The Duesseldorf University Clinic in Germany was hit by a ransomware attack last week that forced staffers to direct emergency patients elsewhere. The cyberattack “crippled the entire IT network of the hospital." As a result, a woman seeking emergency treatment for a life-threatening condition died after she had to be taken to another city for treatment, according to several outlets.
Though the attack occurred earlier during the week and the phone systems was brought back online, other systems remained down.The hospital, however, said that that “there was no concrete ransom demand,” and no clear indications that data is irretrievably lost and that its IT systems are being gradually restarted, according to AP News.
According to report from North Rhine-Westphalia state’s justice minister, 30 servers at the hospital were encrypted last week and an extortion note left on one of the servers, news agency dpa reported, says AP News.

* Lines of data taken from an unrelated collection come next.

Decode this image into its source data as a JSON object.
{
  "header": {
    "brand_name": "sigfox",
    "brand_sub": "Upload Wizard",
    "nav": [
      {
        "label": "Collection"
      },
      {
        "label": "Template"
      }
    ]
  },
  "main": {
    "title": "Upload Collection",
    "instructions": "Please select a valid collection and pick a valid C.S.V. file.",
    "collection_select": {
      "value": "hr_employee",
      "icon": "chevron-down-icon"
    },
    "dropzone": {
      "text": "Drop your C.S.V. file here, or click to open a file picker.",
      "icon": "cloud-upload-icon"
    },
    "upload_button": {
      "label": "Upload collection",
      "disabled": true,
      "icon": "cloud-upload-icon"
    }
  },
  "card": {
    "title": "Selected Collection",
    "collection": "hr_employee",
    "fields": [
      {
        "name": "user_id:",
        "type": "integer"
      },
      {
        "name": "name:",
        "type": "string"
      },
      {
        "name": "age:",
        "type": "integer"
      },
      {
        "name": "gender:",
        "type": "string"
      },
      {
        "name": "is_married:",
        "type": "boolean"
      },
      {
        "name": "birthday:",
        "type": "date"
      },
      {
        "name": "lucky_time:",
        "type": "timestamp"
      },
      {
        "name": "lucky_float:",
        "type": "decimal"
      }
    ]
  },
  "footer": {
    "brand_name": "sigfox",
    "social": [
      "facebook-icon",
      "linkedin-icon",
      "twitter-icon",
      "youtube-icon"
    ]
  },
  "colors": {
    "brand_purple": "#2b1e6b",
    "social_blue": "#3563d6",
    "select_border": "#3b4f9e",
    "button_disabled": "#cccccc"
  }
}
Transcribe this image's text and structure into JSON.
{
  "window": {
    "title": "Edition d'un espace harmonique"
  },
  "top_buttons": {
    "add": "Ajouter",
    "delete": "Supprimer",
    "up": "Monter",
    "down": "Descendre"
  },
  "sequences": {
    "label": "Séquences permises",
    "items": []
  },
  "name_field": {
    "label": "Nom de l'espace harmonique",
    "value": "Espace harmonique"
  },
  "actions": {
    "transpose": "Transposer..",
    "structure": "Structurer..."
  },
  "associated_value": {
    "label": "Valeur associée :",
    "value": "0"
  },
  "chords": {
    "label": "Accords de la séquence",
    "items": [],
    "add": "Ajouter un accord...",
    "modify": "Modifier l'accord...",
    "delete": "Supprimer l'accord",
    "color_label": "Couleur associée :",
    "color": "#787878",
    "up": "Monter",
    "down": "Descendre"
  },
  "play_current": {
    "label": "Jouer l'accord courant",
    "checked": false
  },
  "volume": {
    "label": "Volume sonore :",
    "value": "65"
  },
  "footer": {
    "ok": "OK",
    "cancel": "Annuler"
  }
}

The note called on the addressees to get in touch, but didn’t name any sum and was addressed to the Heinrich Heine University, to which the Duesseldorf hospital is affiliated, and not to the hospital itself.
Duesseldorf police then established contact and told the perpetrators that the hospital, and not the university, had been affected, endangering patients. The perpetrators then withdrew the extortion attempt and provided a digital key to decrypt the data, AP News reports.
Mohit Tiwari, Co-Founder and CEO at Symmetry Systems, a San Francisco, Calif.-based provider of cutting-edge Data Store and Object Security (DSOS), notes that hospitals have a particularly challenging setting as they have to prioritize fighting healthcare-related fires all the time and have to work with software (and hardware) that takes years to certify for safety.
"This means the compute infrastructure lags behind due to both business (lower priority expense) and technical (expensive and risky to upgrade) reasons," Tiwari explains. "Perhaps the shift in mindset that hospital executives have to get to is that compute infrastructure in hospitals is key to healthcare, and computing failures are healthcare failures. Further, computing flaws are highly correlated and can spread quickly -- ransomware or breach of large data stores or compromise of medical equipment on a network. These systemic failures look a lot different than safety faults in a machine that would be triggered in specific conditions, and computing failures will soon get a lot harder to get insurance for. With the right investments, there is recent technology that can lift and shift certified workloads into safer virtual machines and put defenses around it, and better identity and authorization methods that prevent small errors from scaling out organization wide.”
Terence Jackson, Chief Information Security Officer at Thycotic, a Washington D.C. based provider of privileged access management (PAM) solutions, notes, “The outcome of this event is tragic. I offer condolences to the family of the patient. Yet, this highlights that the consequences of a ransomware attack can be deadly. As details are still emerging, it is thought that the ransomware exploited a vulnerability that a patch had been released to remediate."
According to a recent Check Point report, 80 percent of observed ransomware attacks in the first half of 2020 used vulnerabilities reported and registered in 2017 and earlier – and more than 20 percent of the attacks used vulnerabilities that are at least seven years old. Jackson adds, "Patch management is a critical component to network security.”
Rick Holland, Chief Information Security Officer, Vice President Strategy at Digital Shadows, a San Francisco-based provider of digital risk protection solutions, says that, "In the early days of COVID-19, we saw actors stating that they wouldn't target healthcare, so at least some criminal element is publicly against these sorts of attacks. Opportunistic ransomware actors who cast a wide net may not realize that many university systems have significant healthcare components that conduct research and treat patients. Law enforcement agencies are already highly focused on ransomware operators. Still, any attacks that result in the loss of life will only increase the criminals' risk of indictments and arrests. It will be interesting to see how targeting evolves in the future due to this tragic event, but I wouldn't place bets on all criminals avoiding healthcare institutions. There is no honor among thieves.”
Mark Kedgley, CTO at New Net Technologies (NNT), a Naples, Florida-based provider of IT security and compliance software, warns this incident won’t be the last time that cybersecurity has such a direct impact on human lives. "As the indiscriminate distribution of ransomware hits more IT systems and operational technology underpinning critical infrastructure, like hospitals, energy, and rail and traffic management, we will all be affected more by hacker-instigated disruption," Kedgley says. "As with WannaCry, it seems likely that the vulnerability exploited here was months old, so in theory there was time to mitigate the threat in theory, but it illustrates the importance of running vulnerability scans and acting on findings at least every 30 days if not more frequently. This becomes more difficult in a 24/7 operation like a hospital or power station, where resolving the conflict between the demand for continuous uptime, and maintaining cybersecurity, gets really tough.”